**Problem requirements**
The records that follow must be printed exactly as they are.

####################

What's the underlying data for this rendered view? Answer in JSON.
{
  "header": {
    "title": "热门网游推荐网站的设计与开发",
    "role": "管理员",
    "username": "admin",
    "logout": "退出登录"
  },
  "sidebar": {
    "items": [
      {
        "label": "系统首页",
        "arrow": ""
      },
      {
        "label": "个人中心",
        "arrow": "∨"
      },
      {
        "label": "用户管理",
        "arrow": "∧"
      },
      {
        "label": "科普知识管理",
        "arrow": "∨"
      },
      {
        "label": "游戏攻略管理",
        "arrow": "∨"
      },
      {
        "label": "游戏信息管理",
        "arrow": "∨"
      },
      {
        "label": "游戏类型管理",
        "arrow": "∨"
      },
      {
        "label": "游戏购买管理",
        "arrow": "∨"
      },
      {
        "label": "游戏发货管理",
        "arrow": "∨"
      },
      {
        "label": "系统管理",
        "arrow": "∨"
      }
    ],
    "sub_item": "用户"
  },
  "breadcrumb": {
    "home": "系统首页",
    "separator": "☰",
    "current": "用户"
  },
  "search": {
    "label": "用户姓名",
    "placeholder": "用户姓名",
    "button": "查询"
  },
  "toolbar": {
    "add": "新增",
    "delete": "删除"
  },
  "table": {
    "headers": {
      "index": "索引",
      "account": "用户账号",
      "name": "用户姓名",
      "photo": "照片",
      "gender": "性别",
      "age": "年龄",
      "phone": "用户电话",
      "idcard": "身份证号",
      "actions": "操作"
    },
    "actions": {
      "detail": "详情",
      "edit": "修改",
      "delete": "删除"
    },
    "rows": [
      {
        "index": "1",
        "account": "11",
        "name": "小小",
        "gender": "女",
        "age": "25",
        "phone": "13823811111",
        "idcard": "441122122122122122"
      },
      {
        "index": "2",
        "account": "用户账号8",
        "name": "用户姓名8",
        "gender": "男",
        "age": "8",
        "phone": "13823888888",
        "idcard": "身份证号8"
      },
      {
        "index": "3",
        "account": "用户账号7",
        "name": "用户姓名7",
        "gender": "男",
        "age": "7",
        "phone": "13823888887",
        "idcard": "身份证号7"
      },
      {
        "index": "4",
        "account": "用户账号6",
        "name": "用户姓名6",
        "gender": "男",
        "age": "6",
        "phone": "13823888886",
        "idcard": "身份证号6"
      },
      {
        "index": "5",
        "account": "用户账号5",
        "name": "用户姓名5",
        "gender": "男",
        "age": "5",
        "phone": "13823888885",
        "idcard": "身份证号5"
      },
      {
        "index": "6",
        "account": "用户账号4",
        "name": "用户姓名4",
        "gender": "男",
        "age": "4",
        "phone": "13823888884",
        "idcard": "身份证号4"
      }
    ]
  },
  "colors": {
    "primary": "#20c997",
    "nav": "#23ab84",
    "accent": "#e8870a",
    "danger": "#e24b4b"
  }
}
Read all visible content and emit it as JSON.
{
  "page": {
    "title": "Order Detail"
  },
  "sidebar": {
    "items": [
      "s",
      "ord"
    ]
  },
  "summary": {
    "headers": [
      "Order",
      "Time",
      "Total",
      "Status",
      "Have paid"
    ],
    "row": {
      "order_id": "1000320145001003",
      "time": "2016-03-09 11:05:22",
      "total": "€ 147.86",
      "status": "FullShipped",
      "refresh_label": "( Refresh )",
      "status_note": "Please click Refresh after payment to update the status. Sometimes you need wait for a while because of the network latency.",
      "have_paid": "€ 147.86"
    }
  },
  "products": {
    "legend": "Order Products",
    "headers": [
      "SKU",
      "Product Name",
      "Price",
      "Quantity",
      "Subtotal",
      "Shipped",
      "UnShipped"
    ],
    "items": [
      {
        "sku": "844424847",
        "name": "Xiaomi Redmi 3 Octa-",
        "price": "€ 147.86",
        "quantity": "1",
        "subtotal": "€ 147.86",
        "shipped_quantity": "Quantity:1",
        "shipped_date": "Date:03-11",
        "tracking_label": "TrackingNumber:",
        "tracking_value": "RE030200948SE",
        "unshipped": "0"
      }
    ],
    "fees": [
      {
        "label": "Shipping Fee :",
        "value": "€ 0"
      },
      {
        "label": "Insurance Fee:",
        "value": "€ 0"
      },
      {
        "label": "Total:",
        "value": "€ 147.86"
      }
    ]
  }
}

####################

**Response**
What's the underlying data for this rendered view? Answer in JSON.
{
  "header": {
    "title": "热门网游推荐网站的设计与开发",
    "role": "管理员",
    "username": "admin",
    "logout": "退出登录"
  },
  "sidebar": {
    "items": [
      {
        "label": "系统首页",
        "arrow": ""
      },
      {
        "label": "个人中心",
        "arrow": "∨"
      },
      {
        "label": "用户管理",
        "arrow": "∧"
      },
      {
        "label": "科普知识管理",
        "arrow": "∨"
      },
      {
        "label": "游戏攻略管理",
        "arrow": "∨"
      },
      {
        "label": "游戏信息管理",
        "arrow": "∨"
      },
      {
        "label": "游戏类型管理",
        "arrow": "∨"
      },
      {
        "label": "游戏购买管理",
        "arrow": "∨"
      },
      {
        "label": "游戏发货管理",
        "arrow": "∨"
      },
      {
        "label": "系统管理",
        "arrow": "∨"
      }
    ],
    "sub_item": "用户"
  },
  "breadcrumb": {
    "home": "系统首页",
    "separator": "☰",
    "current": "用户"
  },
  "search": {
    "label": "用户姓名",
    "placeholder": "用户姓名",
    "button": "查询"
  },
  "toolbar": {
    "add": "新增",
    "delete": "删除"
  },
  "table": {
    "headers": {
      "index": "索引",
      "account": "用户账号",
      "name": "用户姓名",
      "photo": "照片",
      "gender": "性别",
      "age": "年龄",
      "phone": "用户电话",
      "idcard": "身份证号",
      "actions": "操作"
    },
    "actions": {
      "detail": "详情",
      "edit": "修改",
      "delete": "删除"
    },
    "rows": [
      {
        "index": "1",
        "account": "11",
        "name": "小小",
        "gender": "女",
        "age": "25",
        "phone": "13823811111",
        "idcard": "441122122122122122"
      },
      {
        "index": "2",
        "account": "用户账号8",
        "name": "用户姓名8",
        "gender": "男",
        "age": "8",
        "phone": "13823888888",
        "idcard": "身份证号8"
      },
      {
        "index": "3",
        "account": "用户账号7",
        "name": "用户姓名7",
        "gender": "男",
        "age": "7",
        "phone": "13823888887",
        "idcard": "身份证号7"
      },
      {
        "index": "4",
        "account": "用户账号6",
        "name": "用户姓名6",
        "gender": "男",
        "age": "6",
        "phone": "13823888886",
        "idcard": "身份证号6"
      },
      {
        "index": "5",
        "account": "用户账号5",
        "name": "用户姓名5",
        "gender": "男",
        "age": "5",
        "phone": "13823888885",
        "idcard": "身份证号5"
      },
      {
        "index": "6",
        "account": "用户账号4",
        "name": "用户姓名4",
        "gender": "男",
        "age": "4",
        "phone": "13823888884",
        "idcard": "身份证号4"
      }
    ]
  },
  "colors": {
    "primary": "#20c997",
    "nav": "#23ab84",
    "accent": "#e8870a",
    "danger": "#e24b4b"
  }
}
Read all visible content and emit it as JSON.
{
  "page": {
    "title": "Order Detail"
  },
  "sidebar": {
    "items": [
      "s",
      "ord"
    ]
  },
  "summary": {
    "headers": [
      "Order",
      "Time",
      "Total",
      "Status",
      "Have paid"
    ],
    "row": {
      "order_id": "1000320145001003",
      "time": "2016-03-09 11:05:22",
      "total": "€ 147.86",
      "status": "FullShipped",
      "refresh_label": "( Refresh )",
      "status_note": "Please click Refresh after payment to update the status. Sometimes you need wait for a while because of the network latency.",
      "have_paid": "€ 147.86"
    }
  },
  "products": {
    "legend": "Order Products",
    "headers": [
      "SKU",
      "Product Name",
      "Price",
      "Quantity",
      "Subtotal",
      "Shipped",
      "UnShipped"
    ],
    "items": [
      {
        "sku": "844424847",
        "name": "Xiaomi Redmi 3 Octa-",
        "price": "€ 147.86",
        "quantity": "1",
        "subtotal": "€ 147.86",
        "shipped_quantity": "Quantity:1",
        "shipped_date": "Date:03-11",
        "tracking_label": "TrackingNumber:",
        "tracking_value": "RE030200948SE",
        "unshipped": "0"
      }
    ],
    "fees": [
      {
        "label": "Shipping Fee :",
        "value": "€ 0"
      },
      {
        "label": "Insurance Fee:",
        "value": "€ 0"
      },
      {
        "label": "Total:",
        "value": "€ 147.86"
      }
    ]
  }
}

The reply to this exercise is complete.